Maryland's waiver allowed it to develop its own standards for evaluating schools, and the system it came up with breaks the process down to three key indicators: achievement, growth and gap reduction. The first measures the percentage of all students scoring proficient or better on standardized tests who are on track to meet the targets set for that school. The second indicator, growth, measures the change in student performance from year to year; and the third, gap reduction, measures how much progress a school has made toward reducing the performance gap between its highest- and lowest-performing students and groups of students.
Breaking down the factors that go into assessing each school's overall performance gives educators a far more granular view of where schools are succeeding as well as where improvements are needed.

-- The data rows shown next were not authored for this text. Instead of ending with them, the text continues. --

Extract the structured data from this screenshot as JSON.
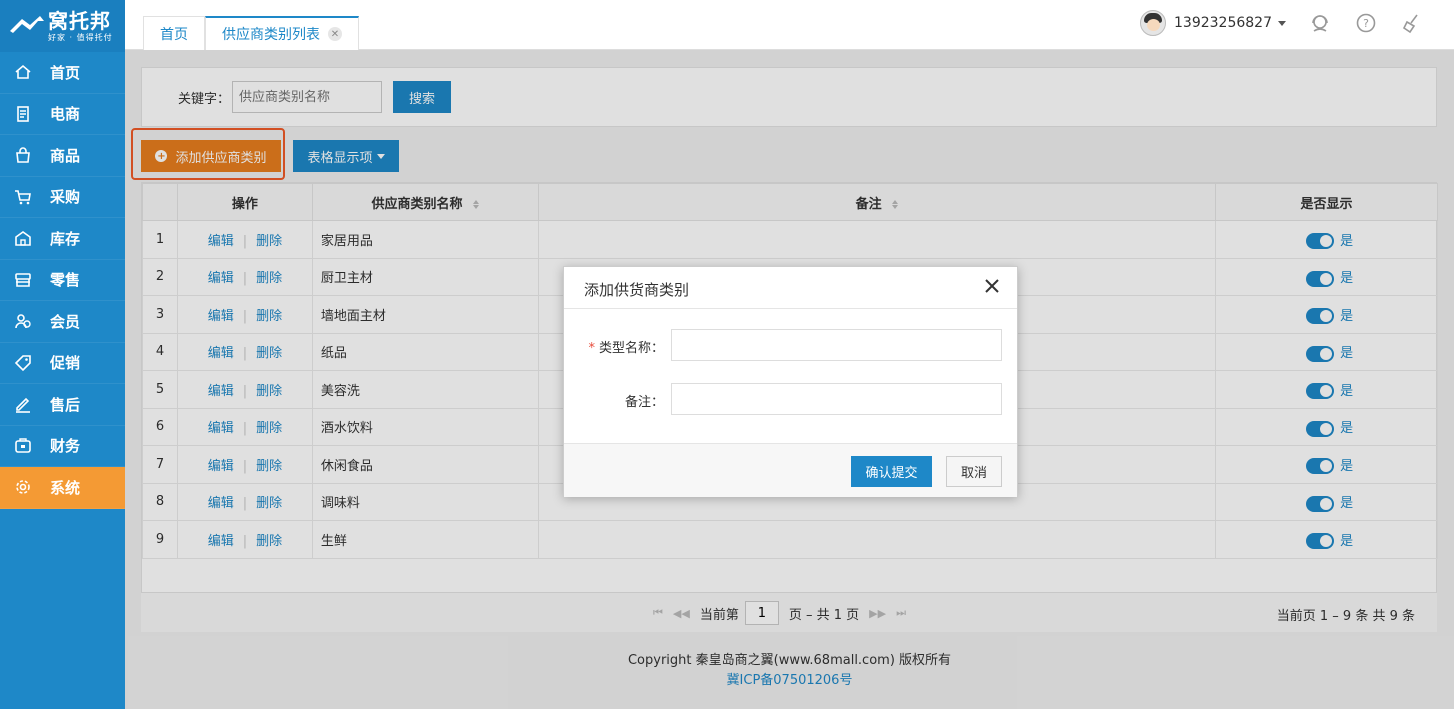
{
  "app": {
    "brand": "窝托邦",
    "slogan": "好家 · 值得托付"
  },
  "sidebar": {
    "items": [
      {
        "label": "首页",
        "icon": "home-icon"
      },
      {
        "label": "电商",
        "icon": "document-icon"
      },
      {
        "label": "商品",
        "icon": "bag-icon"
      },
      {
        "label": "采购",
        "icon": "cart-icon"
      },
      {
        "label": "库存",
        "icon": "warehouse-icon"
      },
      {
        "label": "零售",
        "icon": "store-icon"
      },
      {
        "label": "会员",
        "icon": "members-icon"
      },
      {
        "label": "促销",
        "icon": "tag-icon"
      },
      {
        "label": "售后",
        "icon": "pencil-icon"
      },
      {
        "label": "财务",
        "icon": "wallet-icon"
      },
      {
        "label": "系统",
        "icon": "gear-icon",
        "active": true
      }
    ]
  },
  "header": {
    "tabs": [
      {
        "label": "首页"
      },
      {
        "label": "供应商类别列表",
        "active": true
      }
    ],
    "user_phone": "13923256827"
  },
  "search": {
    "label": "关键字：",
    "placeholder": "供应商类别名称",
    "button": "搜索"
  },
  "toolbar": {
    "add_label": "添加供应商类别",
    "columns_label": "表格显示项"
  },
  "table": {
    "headers": {
      "op": "操作",
      "name": "供应商类别名称",
      "note": "备注",
      "show": "是否显示"
    },
    "edit_label": "编辑",
    "delete_label": "删除",
    "rows": [
      {
        "num": "1",
        "name": "家居用品",
        "note": "",
        "show": "是"
      },
      {
        "num": "2",
        "name": "厨卫主材",
        "note": "",
        "show": "是"
      },
      {
        "num": "3",
        "name": "墙地面主材",
        "note": "",
        "show": "是"
      },
      {
        "num": "4",
        "name": "纸品",
        "note": "",
        "show": "是"
      },
      {
        "num": "5",
        "name": "美容洗",
        "note": "",
        "show": "是"
      },
      {
        "num": "6",
        "name": "酒水饮料",
        "note": "",
        "show": "是"
      },
      {
        "num": "7",
        "name": "休闲食品",
        "note": "",
        "show": "是"
      },
      {
        "num": "8",
        "name": "调味料",
        "note": "",
        "show": "是"
      },
      {
        "num": "9",
        "name": "生鲜",
        "note": "",
        "show": "是"
      }
    ]
  },
  "pager": {
    "current_prefix": "当前第",
    "page_value": "1",
    "total_text": "页 – 共 1 页",
    "summary": "当前页 1 – 9 条   共 9 条"
  },
  "footer": {
    "copyright": "Copyright 秦皇岛商之翼(www.68mall.com) 版权所有",
    "icp": "冀ICP备07501206号"
  },
  "modal": {
    "title": "添加供货商类别",
    "field_type_label": "类型名称：",
    "field_type_value": "",
    "field_note_label": "备注：",
    "field_note_value": "",
    "confirm": "确认提交",
    "cancel": "取消"
  },
  "colors": {
    "primary": "#1e88c8",
    "active_menu": "#f49a34",
    "add_button": "#e87e1e",
    "highlight": "#f05a28"
  }
}
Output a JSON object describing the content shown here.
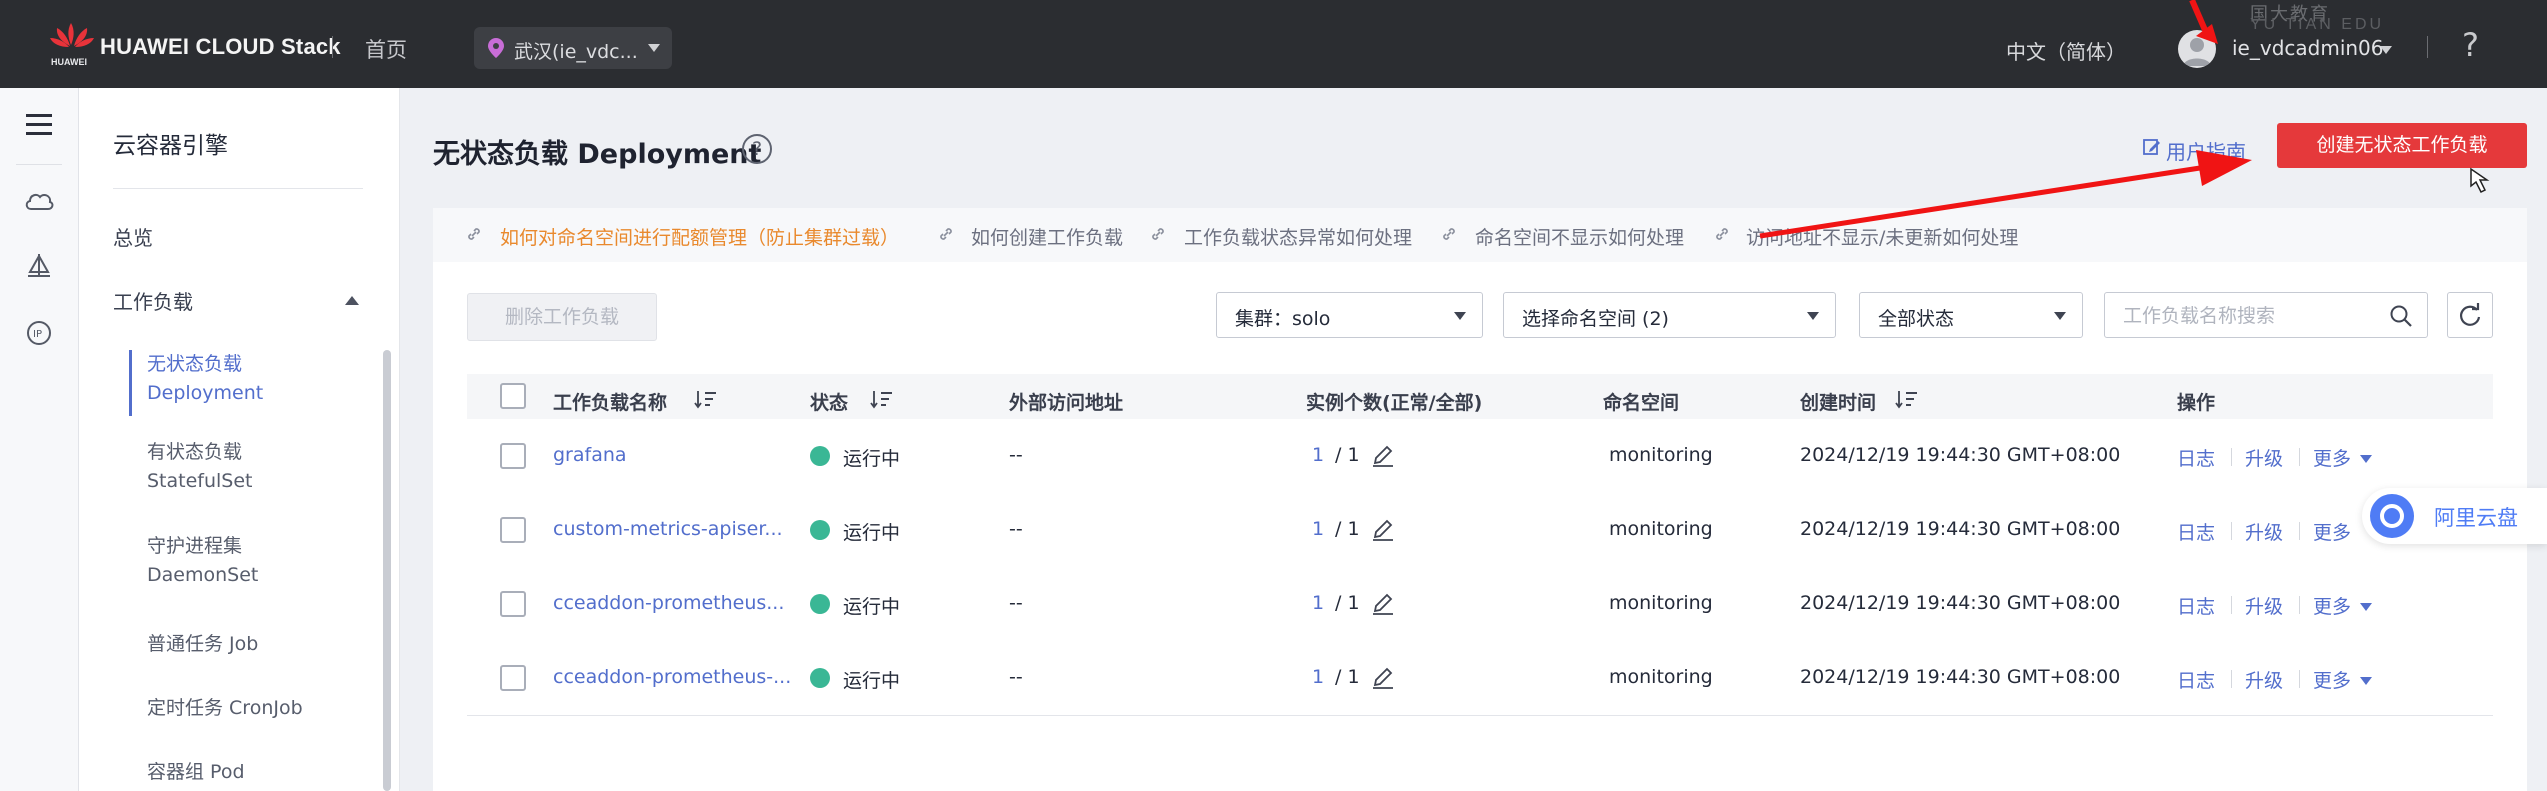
{
  "topbar": {
    "brand": "HUAWEI CLOUD Stack",
    "home": "首页",
    "region": "武汉(ie_vdc...",
    "language": "中文（简体）",
    "username": "ie_vdcadmin06",
    "help": "?"
  },
  "sidebar": {
    "title": "云容器引擎",
    "overview": "总览",
    "workloads": "工作负载",
    "items": [
      {
        "line1": "无状态负载",
        "line2": "Deployment"
      },
      {
        "line1": "有状态负载",
        "line2": "StatefulSet"
      },
      {
        "line1": "守护进程集",
        "line2": "DaemonSet"
      },
      {
        "line1": "普通任务 Job"
      },
      {
        "line1": "定时任务 CronJob"
      },
      {
        "line1": "容器组 Pod"
      }
    ]
  },
  "header": {
    "title": "无状态负载 Deployment",
    "user_guide": "用户指南",
    "create_button": "创建无状态工作负载"
  },
  "tips": [
    "如何对命名空间进行配额管理（防止集群过载）",
    "如何创建工作负载",
    "工作负载状态异常如何处理",
    "命名空间不显示如何处理",
    "访问地址不显示/未更新如何处理"
  ],
  "toolbar": {
    "delete_button": "删除工作负载",
    "cluster_select": "集群：solo",
    "namespace_select": "选择命名空间 (2)",
    "status_select": "全部状态",
    "search_placeholder": "工作负载名称搜索"
  },
  "table": {
    "columns": [
      "工作负载名称",
      "状态",
      "外部访问地址",
      "实例个数(正常/全部)",
      "命名空间",
      "创建时间",
      "操作"
    ],
    "rows": [
      {
        "name": "grafana",
        "status": "运行中",
        "address": "--",
        "normal": "1",
        "total": "/ 1",
        "namespace": "monitoring",
        "created": "2024/12/19 19:44:30 GMT+08:00"
      },
      {
        "name": "custom-metrics-apiser...",
        "status": "运行中",
        "address": "--",
        "normal": "1",
        "total": "/ 1",
        "namespace": "monitoring",
        "created": "2024/12/19 19:44:30 GMT+08:00"
      },
      {
        "name": "cceaddon-prometheus...",
        "status": "运行中",
        "address": "--",
        "normal": "1",
        "total": "/ 1",
        "namespace": "monitoring",
        "created": "2024/12/19 19:44:30 GMT+08:00"
      },
      {
        "name": "cceaddon-prometheus-...",
        "status": "运行中",
        "address": "--",
        "normal": "1",
        "total": "/ 1",
        "namespace": "monitoring",
        "created": "2024/12/19 19:44:30 GMT+08:00"
      }
    ],
    "actions": {
      "log": "日志",
      "upgrade": "升级",
      "more": "更多"
    }
  },
  "overlay": {
    "aliyun_label": "阿里云盘",
    "watermark_line1": "国大教育",
    "watermark_line2": "YU TIAN EDU"
  },
  "colors": {
    "accent": "#526ecc",
    "create_button": "#e5393b",
    "running": "#3ab795",
    "tip_highlight": "#e9892d"
  }
}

But it also requires some mighty data crunching to yield the weighted numerical indexes used to score each school's performance, and not everyone will find their meaning easy to grasp.
Calculating the School Progress Index for a single elementary-middle school, for example, involves manipulating a matrix of no fewer than 49 separate data points which, when run through the system's computers, produce an overall score expressed numerically as a value between 0 and 1. Parents who aren't professional statisticians could easily drive themselves crazy trying to figure out what the numbers mean for their child's fourth-grade reading class.
And they shouldn't have to. There are few things more frustrating than being presented with a barely comprehensible statistical measure that tells people little about what they really want to know. Of course, as people become more familiar with the new system and how it works, those concerns may fade. Parents are pretty resourceful when it comes to judging whether the school their kids attend is doing its job, and to the trained eye of an educator, the numbers paint a much more detailed and in-depth picture of a school's strengths and weaknesses while pointing to multiple paths toward needed improvements.
The importance of the new metric may still boil down to the same kinds of questions the No Child Left Behind law set out to answer: Are students making steady progress toward proficiency in math and reading? Are they developing the skills they will need to graduate and be successful in college or the work world? Are the achievement gaps along racial, ethnic and class lines being reduced? Given the choice between the overly simplistic No Child Left Behind pass/fail system and one that may prove too complex, we'll take the latter. It at least provides useful tools for administrators, principals and teachers to improve performance. But we hope state officials will work to translate its findings in a way that is readily accessible to parents and students, too.